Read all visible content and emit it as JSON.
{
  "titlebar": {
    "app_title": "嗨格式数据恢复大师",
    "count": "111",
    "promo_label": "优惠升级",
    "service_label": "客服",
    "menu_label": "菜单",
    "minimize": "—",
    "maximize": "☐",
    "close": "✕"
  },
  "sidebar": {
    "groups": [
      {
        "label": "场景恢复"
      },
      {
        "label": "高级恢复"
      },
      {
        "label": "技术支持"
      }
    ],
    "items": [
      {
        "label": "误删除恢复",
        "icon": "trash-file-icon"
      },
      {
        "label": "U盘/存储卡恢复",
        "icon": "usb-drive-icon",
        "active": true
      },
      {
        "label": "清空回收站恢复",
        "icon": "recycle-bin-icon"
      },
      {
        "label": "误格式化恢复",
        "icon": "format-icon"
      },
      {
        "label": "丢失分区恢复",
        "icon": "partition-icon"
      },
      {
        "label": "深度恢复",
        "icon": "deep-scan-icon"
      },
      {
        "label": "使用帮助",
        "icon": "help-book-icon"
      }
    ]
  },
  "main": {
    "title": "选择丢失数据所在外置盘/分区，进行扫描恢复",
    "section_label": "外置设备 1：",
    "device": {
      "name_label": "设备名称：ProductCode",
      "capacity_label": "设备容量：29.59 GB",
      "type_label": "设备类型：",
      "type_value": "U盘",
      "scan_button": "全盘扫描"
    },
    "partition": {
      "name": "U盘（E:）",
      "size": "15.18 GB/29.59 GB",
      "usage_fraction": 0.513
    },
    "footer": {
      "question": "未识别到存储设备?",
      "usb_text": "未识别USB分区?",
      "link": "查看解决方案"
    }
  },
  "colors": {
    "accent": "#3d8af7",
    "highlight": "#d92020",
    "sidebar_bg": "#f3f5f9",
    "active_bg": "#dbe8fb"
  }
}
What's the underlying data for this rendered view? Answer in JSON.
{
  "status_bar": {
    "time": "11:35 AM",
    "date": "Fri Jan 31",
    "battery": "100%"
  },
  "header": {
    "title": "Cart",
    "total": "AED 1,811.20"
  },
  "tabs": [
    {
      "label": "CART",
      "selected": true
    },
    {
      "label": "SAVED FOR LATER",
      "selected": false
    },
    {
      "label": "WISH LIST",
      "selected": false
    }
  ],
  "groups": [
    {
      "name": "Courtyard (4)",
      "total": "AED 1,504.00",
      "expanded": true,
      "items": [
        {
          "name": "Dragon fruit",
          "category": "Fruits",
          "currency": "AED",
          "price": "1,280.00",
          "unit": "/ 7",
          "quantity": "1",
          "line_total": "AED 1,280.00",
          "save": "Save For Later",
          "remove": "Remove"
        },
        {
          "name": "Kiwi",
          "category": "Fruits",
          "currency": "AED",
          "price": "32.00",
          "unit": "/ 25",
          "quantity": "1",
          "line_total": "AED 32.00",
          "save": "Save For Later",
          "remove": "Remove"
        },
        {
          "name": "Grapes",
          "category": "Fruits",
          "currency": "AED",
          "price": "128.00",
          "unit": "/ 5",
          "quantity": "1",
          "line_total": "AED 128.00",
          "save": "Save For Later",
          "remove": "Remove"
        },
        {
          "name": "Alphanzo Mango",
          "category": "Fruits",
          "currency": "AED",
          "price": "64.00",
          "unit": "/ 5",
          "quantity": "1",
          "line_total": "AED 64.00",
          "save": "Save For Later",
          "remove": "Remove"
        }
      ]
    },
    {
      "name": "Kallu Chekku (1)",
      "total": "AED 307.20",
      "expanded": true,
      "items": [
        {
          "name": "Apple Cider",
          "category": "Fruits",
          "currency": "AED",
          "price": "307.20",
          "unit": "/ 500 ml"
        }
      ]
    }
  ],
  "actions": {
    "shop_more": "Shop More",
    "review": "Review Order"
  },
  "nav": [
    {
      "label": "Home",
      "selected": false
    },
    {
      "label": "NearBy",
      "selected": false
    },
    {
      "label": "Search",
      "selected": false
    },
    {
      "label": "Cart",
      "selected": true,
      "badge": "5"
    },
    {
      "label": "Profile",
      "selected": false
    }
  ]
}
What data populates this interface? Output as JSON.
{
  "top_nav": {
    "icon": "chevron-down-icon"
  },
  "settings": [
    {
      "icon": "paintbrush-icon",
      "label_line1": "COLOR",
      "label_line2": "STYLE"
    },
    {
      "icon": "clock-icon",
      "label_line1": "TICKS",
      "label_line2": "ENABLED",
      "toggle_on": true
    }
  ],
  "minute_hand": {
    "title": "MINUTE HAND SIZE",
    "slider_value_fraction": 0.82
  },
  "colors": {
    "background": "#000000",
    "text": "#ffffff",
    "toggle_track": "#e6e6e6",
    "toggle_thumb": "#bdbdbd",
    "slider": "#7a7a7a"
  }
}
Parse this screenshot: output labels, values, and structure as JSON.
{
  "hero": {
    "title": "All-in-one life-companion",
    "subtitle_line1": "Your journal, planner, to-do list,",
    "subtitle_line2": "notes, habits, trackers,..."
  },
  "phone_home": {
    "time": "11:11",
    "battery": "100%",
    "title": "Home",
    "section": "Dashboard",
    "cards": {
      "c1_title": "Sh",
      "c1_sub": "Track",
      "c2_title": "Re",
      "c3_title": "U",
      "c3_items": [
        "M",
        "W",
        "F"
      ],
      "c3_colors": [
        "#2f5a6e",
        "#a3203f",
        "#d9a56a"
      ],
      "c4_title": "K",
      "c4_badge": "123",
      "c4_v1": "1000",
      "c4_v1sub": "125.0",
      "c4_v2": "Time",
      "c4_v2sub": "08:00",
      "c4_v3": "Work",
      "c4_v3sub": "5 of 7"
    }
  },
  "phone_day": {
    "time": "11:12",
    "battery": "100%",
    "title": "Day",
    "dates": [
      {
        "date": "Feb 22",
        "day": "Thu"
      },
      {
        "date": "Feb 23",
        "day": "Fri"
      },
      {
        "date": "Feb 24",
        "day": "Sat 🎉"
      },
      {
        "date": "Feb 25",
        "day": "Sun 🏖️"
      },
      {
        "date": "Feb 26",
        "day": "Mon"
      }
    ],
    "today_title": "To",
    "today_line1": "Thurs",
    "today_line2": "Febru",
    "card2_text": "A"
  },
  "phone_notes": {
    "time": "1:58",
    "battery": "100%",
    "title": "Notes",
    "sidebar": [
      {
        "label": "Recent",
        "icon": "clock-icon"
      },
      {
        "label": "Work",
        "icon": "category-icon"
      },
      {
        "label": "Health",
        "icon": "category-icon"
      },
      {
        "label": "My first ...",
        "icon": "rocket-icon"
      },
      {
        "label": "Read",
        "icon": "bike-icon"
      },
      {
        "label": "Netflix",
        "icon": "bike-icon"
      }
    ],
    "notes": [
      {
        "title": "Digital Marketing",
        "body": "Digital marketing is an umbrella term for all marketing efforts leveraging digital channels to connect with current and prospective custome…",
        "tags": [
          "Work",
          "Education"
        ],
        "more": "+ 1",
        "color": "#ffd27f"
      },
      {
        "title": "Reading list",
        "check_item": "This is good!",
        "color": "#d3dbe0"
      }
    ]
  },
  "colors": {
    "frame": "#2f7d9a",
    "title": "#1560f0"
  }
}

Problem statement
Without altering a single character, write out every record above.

Written response
Read all visible content and emit it as JSON.
{
  "titlebar": {
    "app_title": "嗨格式数据恢复大师",
    "count": "111",
    "promo_label": "优惠升级",
    "service_label": "客服",
    "menu_label": "菜单",
    "minimize": "—",
    "maximize": "☐",
    "close": "✕"
  },
  "sidebar": {
    "groups": [
      {
        "label": "场景恢复"
      },
      {
        "label": "高级恢复"
      },
      {
        "label": "技术支持"
      }
    ],
    "items": [
      {
        "label": "误删除恢复",
        "icon": "trash-file-icon"
      },
      {
        "label": "U盘/存储卡恢复",
        "icon": "usb-drive-icon",
        "active": true
      },
      {
        "label": "清空回收站恢复",
        "icon": "recycle-bin-icon"
      },
      {
        "label": "误格式化恢复",
        "icon": "format-icon"
      },
      {
        "label": "丢失分区恢复",
        "icon": "partition-icon"
      },
      {
        "label": "深度恢复",
        "icon": "deep-scan-icon"
      },
      {
        "label": "使用帮助",
        "icon": "help-book-icon"
      }
    ]
  },
  "main": {
    "title": "选择丢失数据所在外置盘/分区，进行扫描恢复",
    "section_label": "外置设备 1：",
    "device": {
      "name_label": "设备名称：ProductCode",
      "capacity_label": "设备容量：29.59 GB",
      "type_label": "设备类型：",
      "type_value": "U盘",
      "scan_button": "全盘扫描"
    },
    "partition": {
      "name": "U盘（E:）",
      "size": "15.18 GB/29.59 GB",
      "usage_fraction": 0.513
    },
    "footer": {
      "question": "未识别到存储设备?",
      "usb_text": "未识别USB分区?",
      "link": "查看解决方案"
    }
  },
  "colors": {
    "accent": "#3d8af7",
    "highlight": "#d92020",
    "sidebar_bg": "#f3f5f9",
    "active_bg": "#dbe8fb"
  }
}
What's the underlying data for this rendered view? Answer in JSON.
{
  "status_bar": {
    "time": "11:35 AM",
    "date": "Fri Jan 31",
    "battery": "100%"
  },
  "header": {
    "title": "Cart",
    "total": "AED 1,811.20"
  },
  "tabs": [
    {
      "label": "CART",
      "selected": true
    },
    {
      "label": "SAVED FOR LATER",
      "selected": false
    },
    {
      "label": "WISH LIST",
      "selected": false
    }
  ],
  "groups": [
    {
      "name": "Courtyard (4)",
      "total": "AED 1,504.00",
      "expanded": true,
      "items": [
        {
          "name": "Dragon fruit",
          "category": "Fruits",
          "currency": "AED",
          "price": "1,280.00",
          "unit": "/ 7",
          "quantity": "1",
          "line_total": "AED 1,280.00",
          "save": "Save For Later",
          "remove": "Remove"
        },
        {
          "name": "Kiwi",
          "category": "Fruits",
          "currency": "AED",
          "price": "32.00",
          "unit": "/ 25",
          "quantity": "1",
          "line_total": "AED 32.00",
          "save": "Save For Later",
          "remove": "Remove"
        },
        {
          "name": "Grapes",
          "category": "Fruits",
          "currency": "AED",
          "price": "128.00",
          "unit": "/ 5",
          "quantity": "1",
          "line_total": "AED 128.00",
          "save": "Save For Later",
          "remove": "Remove"
        },
        {
          "name": "Alphanzo Mango",
          "category": "Fruits",
          "currency": "AED",
          "price": "64.00",
          "unit": "/ 5",
          "quantity": "1",
          "line_total": "AED 64.00",
          "save": "Save For Later",
          "remove": "Remove"
        }
      ]
    },
    {
      "name": "Kallu Chekku (1)",
      "total": "AED 307.20",
      "expanded": true,
      "items": [
        {
          "name": "Apple Cider",
          "category": "Fruits",
          "currency": "AED",
          "price": "307.20",
          "unit": "/ 500 ml"
        }
      ]
    }
  ],
  "actions": {
    "shop_more": "Shop More",
    "review": "Review Order"
  },
  "nav": [
    {
      "label": "Home",
      "selected": false
    },
    {
      "label": "NearBy",
      "selected": false
    },
    {
      "label": "Search",
      "selected": false
    },
    {
      "label": "Cart",
      "selected": true,
      "badge": "5"
    },
    {
      "label": "Profile",
      "selected": false
    }
  ]
}
What data populates this interface? Output as JSON.
{
  "top_nav": {
    "icon": "chevron-down-icon"
  },
  "settings": [
    {
      "icon": "paintbrush-icon",
      "label_line1": "COLOR",
      "label_line2": "STYLE"
    },
    {
      "icon": "clock-icon",
      "label_line1": "TICKS",
      "label_line2": "ENABLED",
      "toggle_on": true
    }
  ],
  "minute_hand": {
    "title": "MINUTE HAND SIZE",
    "slider_value_fraction": 0.82
  },
  "colors": {
    "background": "#000000",
    "text": "#ffffff",
    "toggle_track": "#e6e6e6",
    "toggle_thumb": "#bdbdbd",
    "slider": "#7a7a7a"
  }
}
Parse this screenshot: output labels, values, and structure as JSON.
{
  "hero": {
    "title": "All-in-one life-companion",
    "subtitle_line1": "Your journal, planner, to-do list,",
    "subtitle_line2": "notes, habits, trackers,..."
  },
  "phone_home": {
    "time": "11:11",
    "battery": "100%",
    "title": "Home",
    "section": "Dashboard",
    "cards": {
      "c1_title": "Sh",
      "c1_sub": "Track",
      "c2_title": "Re",
      "c3_title": "U",
      "c3_items": [
        "M",
        "W",
        "F"
      ],
      "c3_colors": [
        "#2f5a6e",
        "#a3203f",
        "#d9a56a"
      ],
      "c4_title": "K",
      "c4_badge": "123",
      "c4_v1": "1000",
      "c4_v1sub": "125.0",
      "c4_v2": "Time",
      "c4_v2sub": "08:00",
      "c4_v3": "Work",
      "c4_v3sub": "5 of 7"
    }
  },
  "phone_day": {
    "time": "11:12",
    "battery": "100%",
    "title": "Day",
    "dates": [
      {
        "date": "Feb 22",
        "day": "Thu"
      },
      {
        "date": "Feb 23",
        "day": "Fri"
      },
      {
        "date": "Feb 24",
        "day": "Sat 🎉"
      },
      {
        "date": "Feb 25",
        "day": "Sun 🏖️"
      },
      {
        "date": "Feb 26",
        "day": "Mon"
      }
    ],
    "today_title": "To",
    "today_line1": "Thurs",
    "today_line2": "Febru",
    "card2_text": "A"
  },
  "phone_notes": {
    "time": "1:58",
    "battery": "100%",
    "title": "Notes",
    "sidebar": [
      {
        "label": "Recent",
        "icon": "clock-icon"
      },
      {
        "label": "Work",
        "icon": "category-icon"
      },
      {
        "label": "Health",
        "icon": "category-icon"
      },
      {
        "label": "My first ...",
        "icon": "rocket-icon"
      },
      {
        "label": "Read",
        "icon": "bike-icon"
      },
      {
        "label": "Netflix",
        "icon": "bike-icon"
      }
    ],
    "notes": [
      {
        "title": "Digital Marketing",
        "body": "Digital marketing is an umbrella term for all marketing efforts leveraging digital channels to connect with current and prospective custome…",
        "tags": [
          "Work",
          "Education"
        ],
        "more": "+ 1",
        "color": "#ffd27f"
      },
      {
        "title": "Reading list",
        "check_item": "This is good!",
        "color": "#d3dbe0"
      }
    ]
  },
  "colors": {
    "frame": "#2f7d9a",
    "title": "#1560f0"
  }
}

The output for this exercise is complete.